South African livestock feed producers are turning to wheat as an alternative to corn for the first time in a decade after prices of the grain surged, the country's biggest feed company said.
Wheat is being used for animal feed in Western Cape Province, which produces about 40% of South Africa’s wheat, said an official at Meadow Feeds, who declined to be identified in line with company policy.
Meadow, owned by Pretoria, South Africa-based Astral Foods, supplies feed for farm animals ranging from chickens and ostriches to cattle.
While yellow corn is still being used, the difference between the cost of wheat produced in the province and corn shipped from provinces in eastern South Africa is making wheat an affordable alternative, he said in an interview with Bloomberg.
Corn prices in South Africa have surged after national stocks of the grain dropped 40% as of the end of November, the biggest fall in at least a decade, because of a surge in exports.
“This is happening for the first time in roughly 10 years,” he said. Historically, wheat used to be approximately 900 rand ($112) more expensive per ton than yellow corn, but the difference has narrowed, Brink van Wyk, a trader at Bosveld Graan, said in an interview in Johannesburg.

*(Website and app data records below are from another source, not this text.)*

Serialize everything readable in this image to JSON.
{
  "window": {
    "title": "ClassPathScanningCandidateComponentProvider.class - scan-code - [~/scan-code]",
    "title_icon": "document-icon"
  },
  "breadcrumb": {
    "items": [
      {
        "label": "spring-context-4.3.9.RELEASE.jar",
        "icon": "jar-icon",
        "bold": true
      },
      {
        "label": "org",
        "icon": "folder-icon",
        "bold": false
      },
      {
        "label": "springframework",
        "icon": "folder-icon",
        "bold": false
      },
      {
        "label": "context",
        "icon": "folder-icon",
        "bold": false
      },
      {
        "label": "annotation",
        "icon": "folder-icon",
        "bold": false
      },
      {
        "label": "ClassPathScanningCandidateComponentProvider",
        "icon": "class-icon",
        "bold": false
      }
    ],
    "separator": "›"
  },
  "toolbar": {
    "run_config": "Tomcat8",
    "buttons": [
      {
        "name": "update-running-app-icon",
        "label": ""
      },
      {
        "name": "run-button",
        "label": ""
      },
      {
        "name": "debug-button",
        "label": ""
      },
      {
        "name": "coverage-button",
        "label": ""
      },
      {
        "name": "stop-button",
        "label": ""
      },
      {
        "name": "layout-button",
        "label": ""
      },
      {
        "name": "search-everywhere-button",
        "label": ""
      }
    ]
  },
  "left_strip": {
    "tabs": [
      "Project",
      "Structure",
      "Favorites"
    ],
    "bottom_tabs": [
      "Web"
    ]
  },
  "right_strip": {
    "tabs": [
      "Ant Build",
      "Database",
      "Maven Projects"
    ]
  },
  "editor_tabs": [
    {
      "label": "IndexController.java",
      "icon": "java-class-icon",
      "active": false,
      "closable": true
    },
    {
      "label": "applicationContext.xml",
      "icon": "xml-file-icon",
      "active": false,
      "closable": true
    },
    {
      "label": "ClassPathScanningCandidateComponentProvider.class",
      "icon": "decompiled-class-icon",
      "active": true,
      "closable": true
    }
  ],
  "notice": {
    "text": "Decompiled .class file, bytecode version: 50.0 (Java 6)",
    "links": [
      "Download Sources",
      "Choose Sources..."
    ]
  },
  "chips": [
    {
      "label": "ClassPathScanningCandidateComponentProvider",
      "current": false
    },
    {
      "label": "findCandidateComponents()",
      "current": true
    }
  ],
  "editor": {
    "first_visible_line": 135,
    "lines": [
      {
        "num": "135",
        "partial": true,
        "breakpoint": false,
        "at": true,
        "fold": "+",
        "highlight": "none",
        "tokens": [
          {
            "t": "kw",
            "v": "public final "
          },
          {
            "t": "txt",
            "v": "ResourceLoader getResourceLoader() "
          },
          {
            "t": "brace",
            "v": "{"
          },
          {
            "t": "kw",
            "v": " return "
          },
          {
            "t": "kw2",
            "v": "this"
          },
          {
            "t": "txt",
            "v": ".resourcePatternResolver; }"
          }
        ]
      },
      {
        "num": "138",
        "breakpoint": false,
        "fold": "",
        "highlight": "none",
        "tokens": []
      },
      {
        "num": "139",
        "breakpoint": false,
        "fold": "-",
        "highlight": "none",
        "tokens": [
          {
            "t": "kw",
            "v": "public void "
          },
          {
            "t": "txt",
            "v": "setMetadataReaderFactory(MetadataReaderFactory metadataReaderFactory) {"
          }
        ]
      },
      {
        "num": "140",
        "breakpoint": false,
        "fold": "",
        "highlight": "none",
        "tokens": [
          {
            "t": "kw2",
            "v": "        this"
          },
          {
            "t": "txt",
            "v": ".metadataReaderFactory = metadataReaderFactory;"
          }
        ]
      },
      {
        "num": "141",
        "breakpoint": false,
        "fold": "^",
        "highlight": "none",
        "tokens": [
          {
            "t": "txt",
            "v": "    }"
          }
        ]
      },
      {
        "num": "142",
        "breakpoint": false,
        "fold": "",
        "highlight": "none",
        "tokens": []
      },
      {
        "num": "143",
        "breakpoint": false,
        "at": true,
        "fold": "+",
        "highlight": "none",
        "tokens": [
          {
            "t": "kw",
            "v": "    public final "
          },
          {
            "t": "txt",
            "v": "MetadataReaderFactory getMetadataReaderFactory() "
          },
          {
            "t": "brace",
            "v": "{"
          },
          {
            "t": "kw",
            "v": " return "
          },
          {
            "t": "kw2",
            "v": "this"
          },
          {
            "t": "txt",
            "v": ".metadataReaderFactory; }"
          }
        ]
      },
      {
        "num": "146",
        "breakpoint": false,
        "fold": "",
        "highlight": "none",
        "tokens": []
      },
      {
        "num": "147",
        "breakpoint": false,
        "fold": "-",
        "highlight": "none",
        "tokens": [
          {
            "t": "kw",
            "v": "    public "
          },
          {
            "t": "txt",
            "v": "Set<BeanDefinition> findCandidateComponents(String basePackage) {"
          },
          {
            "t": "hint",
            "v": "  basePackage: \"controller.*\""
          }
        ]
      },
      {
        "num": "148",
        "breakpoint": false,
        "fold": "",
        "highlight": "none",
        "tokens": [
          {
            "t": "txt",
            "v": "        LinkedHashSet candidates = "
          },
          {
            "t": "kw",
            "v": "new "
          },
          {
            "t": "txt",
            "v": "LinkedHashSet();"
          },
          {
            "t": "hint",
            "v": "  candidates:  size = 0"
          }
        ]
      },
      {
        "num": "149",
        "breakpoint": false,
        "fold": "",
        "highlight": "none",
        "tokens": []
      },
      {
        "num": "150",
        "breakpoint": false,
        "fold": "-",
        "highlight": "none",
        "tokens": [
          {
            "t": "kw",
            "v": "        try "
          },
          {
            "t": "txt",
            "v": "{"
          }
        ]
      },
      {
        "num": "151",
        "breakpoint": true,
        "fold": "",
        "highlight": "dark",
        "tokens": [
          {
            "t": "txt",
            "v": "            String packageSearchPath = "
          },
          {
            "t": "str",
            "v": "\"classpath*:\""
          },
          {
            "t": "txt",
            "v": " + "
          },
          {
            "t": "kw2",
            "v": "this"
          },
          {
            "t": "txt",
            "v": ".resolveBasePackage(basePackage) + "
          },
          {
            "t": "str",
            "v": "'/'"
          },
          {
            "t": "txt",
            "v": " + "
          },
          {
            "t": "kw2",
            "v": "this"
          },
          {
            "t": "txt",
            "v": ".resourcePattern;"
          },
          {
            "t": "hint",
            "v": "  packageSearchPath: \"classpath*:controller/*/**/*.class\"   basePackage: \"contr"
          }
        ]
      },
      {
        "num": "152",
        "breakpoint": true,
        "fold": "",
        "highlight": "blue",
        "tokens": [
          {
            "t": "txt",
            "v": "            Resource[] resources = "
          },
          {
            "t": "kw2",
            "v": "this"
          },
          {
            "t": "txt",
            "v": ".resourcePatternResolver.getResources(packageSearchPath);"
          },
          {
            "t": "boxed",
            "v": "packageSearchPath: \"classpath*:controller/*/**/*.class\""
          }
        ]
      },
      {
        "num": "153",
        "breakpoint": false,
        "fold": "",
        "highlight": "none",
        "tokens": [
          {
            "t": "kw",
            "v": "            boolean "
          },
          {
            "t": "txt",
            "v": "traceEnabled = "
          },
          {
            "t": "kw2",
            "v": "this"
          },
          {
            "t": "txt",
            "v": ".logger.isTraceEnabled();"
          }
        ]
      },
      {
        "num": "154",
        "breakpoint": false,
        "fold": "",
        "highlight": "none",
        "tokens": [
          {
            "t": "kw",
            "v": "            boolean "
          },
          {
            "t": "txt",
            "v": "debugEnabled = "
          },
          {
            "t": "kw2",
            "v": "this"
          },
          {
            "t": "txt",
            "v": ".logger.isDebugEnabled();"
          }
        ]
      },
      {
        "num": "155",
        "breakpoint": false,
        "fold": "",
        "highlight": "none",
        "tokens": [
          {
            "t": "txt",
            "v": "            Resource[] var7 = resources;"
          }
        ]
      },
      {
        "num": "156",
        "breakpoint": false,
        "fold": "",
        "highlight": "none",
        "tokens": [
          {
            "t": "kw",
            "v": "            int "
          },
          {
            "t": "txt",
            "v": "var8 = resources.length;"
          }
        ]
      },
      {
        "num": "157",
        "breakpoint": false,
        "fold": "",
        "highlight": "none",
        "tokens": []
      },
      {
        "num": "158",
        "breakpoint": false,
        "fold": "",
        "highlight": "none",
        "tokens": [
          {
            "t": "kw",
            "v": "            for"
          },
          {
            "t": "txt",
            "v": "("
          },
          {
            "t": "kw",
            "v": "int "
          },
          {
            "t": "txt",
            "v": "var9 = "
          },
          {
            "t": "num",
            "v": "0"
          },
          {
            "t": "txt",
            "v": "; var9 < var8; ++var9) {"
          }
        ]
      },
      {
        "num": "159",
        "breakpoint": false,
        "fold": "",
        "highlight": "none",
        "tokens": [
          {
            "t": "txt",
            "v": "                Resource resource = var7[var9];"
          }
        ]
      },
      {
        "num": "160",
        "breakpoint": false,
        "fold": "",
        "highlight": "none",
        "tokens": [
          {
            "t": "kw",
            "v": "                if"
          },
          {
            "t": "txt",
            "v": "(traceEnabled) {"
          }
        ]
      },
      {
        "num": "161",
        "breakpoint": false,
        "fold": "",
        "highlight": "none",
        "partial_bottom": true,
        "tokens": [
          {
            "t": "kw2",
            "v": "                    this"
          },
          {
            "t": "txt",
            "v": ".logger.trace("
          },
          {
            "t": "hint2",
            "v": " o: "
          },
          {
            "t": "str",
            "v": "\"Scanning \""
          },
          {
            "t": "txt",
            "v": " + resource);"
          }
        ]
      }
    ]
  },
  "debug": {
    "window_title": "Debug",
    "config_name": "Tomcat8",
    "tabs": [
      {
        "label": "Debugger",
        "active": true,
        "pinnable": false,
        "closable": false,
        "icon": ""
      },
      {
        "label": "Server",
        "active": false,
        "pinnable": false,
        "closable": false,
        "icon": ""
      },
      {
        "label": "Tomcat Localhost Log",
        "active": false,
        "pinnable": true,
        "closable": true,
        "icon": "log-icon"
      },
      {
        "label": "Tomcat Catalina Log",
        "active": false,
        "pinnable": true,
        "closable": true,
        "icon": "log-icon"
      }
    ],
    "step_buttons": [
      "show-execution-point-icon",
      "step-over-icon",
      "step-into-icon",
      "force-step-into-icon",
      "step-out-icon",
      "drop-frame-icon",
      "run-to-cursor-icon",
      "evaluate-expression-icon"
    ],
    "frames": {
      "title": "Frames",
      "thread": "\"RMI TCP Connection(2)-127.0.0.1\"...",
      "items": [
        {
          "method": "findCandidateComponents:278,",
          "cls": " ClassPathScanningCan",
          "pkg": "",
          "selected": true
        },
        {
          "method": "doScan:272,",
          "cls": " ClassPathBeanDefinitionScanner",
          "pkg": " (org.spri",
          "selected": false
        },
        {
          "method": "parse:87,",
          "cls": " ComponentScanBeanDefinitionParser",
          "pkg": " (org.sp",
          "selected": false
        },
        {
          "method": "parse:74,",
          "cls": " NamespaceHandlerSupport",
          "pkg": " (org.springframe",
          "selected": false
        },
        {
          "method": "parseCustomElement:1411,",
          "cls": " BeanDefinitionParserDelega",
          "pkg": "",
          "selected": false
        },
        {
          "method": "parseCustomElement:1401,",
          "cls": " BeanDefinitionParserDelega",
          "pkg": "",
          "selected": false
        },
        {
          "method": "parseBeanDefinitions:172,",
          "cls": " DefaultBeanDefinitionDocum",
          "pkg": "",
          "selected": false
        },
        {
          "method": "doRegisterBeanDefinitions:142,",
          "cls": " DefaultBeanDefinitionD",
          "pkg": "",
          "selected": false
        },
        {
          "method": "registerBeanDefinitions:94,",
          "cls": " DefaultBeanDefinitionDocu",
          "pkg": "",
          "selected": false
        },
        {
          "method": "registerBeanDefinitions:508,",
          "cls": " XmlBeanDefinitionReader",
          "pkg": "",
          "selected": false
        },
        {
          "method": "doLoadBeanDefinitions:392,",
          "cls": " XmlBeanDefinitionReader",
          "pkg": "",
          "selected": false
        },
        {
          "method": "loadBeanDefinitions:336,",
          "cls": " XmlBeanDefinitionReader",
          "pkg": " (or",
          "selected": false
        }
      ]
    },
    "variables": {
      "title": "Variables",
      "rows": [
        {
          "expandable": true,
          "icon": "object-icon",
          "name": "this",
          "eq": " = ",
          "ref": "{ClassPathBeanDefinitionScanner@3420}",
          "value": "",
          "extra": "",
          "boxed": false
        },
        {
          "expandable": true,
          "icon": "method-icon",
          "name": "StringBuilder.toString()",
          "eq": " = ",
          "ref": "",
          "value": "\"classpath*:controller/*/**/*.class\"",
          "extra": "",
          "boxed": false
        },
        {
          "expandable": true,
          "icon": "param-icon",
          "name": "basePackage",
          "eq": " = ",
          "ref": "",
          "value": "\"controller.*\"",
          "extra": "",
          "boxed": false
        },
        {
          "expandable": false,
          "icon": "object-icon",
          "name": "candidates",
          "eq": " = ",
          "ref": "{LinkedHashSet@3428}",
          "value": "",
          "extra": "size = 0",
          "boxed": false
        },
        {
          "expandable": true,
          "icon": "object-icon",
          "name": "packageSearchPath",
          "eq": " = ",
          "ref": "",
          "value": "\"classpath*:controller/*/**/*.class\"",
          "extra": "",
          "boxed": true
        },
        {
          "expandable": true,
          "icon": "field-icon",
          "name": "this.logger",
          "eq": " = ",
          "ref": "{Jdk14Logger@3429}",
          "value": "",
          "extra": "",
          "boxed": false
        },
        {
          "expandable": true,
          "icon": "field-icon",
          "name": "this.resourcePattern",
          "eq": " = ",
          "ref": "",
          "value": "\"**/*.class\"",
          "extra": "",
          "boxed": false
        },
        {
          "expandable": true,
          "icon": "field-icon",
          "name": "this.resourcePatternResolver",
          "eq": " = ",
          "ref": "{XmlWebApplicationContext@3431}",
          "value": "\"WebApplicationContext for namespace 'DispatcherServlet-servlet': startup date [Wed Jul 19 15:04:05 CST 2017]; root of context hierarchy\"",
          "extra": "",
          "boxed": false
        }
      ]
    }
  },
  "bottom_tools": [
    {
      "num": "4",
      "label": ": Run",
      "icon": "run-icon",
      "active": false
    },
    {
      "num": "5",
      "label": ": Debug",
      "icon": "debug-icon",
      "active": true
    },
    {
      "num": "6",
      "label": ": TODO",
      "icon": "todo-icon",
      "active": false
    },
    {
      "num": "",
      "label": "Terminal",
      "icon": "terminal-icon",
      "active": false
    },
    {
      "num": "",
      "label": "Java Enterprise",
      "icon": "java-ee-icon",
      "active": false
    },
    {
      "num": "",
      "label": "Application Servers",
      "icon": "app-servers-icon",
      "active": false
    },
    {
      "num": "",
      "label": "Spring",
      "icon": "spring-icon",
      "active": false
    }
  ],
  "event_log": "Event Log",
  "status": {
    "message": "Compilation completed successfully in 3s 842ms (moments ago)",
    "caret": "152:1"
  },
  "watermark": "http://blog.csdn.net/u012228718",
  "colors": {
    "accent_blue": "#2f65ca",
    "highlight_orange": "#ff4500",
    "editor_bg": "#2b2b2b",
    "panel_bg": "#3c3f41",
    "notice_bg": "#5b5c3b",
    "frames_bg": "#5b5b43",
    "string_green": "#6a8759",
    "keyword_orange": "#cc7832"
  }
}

Yellow corn for March delivery closed trade at 2,570 rand a ton on the South African Futures Exchange in Johannesburg, and has increased 39% in the last six months while wheat for delivery in that month closed trade at 2,795 rand, a difference of 225 rand. Six months ago wheat was 940 rand more expensive than yellow corn.